The reputational risks arising from the misapplication of charity funding have been highlighted in a substantial libel claim against the Daily Mail.
The newspaper alleged a UK-based charity, which provides relief and development aid to Palestinians, had supported a 'hate festival'. The charity was one of many donors to an event in Gaza but knew nothing of the controversial content in a play that was staged at the event, and it had not funded or supported it. The Trustees unequivocally condemned the play but the Daily Mail nonetheless published two articles alleging that they had supported it.
In the second article the newspaper also made false claims associating the charity with terrorism. This was on the basis of a designation made 16 years ago in the US, of which no evidence had been supplied and which was wholly disputed by the charity and its trustees.
The Trustees received a significantly high damages payment of £120,000 from the publishers of the Mail and Mail Online and an apology.
There are several important points for all charity Trustees to take away from this case:

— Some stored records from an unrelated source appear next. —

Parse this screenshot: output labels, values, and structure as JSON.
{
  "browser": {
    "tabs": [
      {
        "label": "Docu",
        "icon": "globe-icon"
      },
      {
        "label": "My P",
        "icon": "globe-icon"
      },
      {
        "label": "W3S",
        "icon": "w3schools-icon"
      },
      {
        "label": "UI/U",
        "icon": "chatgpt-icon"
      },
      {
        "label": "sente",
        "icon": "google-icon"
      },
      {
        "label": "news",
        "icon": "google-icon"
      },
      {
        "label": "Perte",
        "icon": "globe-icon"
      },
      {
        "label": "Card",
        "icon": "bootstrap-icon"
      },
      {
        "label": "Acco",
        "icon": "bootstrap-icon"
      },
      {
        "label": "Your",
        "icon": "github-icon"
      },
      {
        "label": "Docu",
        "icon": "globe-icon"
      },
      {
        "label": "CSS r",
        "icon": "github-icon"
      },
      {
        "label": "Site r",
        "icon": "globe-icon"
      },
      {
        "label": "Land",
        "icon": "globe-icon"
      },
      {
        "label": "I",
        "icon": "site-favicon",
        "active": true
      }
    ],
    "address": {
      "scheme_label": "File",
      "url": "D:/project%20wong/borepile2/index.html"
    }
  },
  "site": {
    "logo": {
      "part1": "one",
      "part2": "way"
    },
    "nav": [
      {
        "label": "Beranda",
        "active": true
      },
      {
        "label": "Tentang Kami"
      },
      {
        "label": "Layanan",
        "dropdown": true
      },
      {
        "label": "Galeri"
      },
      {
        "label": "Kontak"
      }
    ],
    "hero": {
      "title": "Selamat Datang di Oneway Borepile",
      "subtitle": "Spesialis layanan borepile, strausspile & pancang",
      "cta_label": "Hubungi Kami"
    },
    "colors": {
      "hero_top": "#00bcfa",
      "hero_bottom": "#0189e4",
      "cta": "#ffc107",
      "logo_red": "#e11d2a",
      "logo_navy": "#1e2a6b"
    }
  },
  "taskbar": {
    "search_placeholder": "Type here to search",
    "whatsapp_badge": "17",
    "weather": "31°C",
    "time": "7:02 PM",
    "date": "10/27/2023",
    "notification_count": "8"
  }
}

- The need for due diligence on how charity funds are to be applied by beneficiaries is important as any negative aspects can rebound against the charity. But even with the best investigations, sometimes the unexpected can happen and the charity can find itself facing claims it has supported an activity or event of which it had no knowledge.
- This could give rise to a defamatory allegation against the Trustees personally and the charity. If such a claim is threatened by a newspaper or broadcaster, take action to challenge the lawfulness of any such article before it appears – prevention is better than cure.
- It is easy to underestimate the impact that a historic negative report can have on the charity's current reputation. A critical document from 16 years ago may be thought irrelevant, but once a charity is in the media spotlight, any previous adverse material will resurface. Therefore, untruthful or inaccurate and misleading material in the public domain should not be left unchallenged.
- In this instance, the more recent satisfactory investigations by the Charity Commission were useful material to exonerate the historic unreliable allegations. A charity's reputation needs to be underpinned by sound governance and for charities not to be afraid to meet false claims with a challenge.
For further information on any aspect of charities and reputational risk, please contact Jo Sanders, Partner, UK Head Media and Reputation.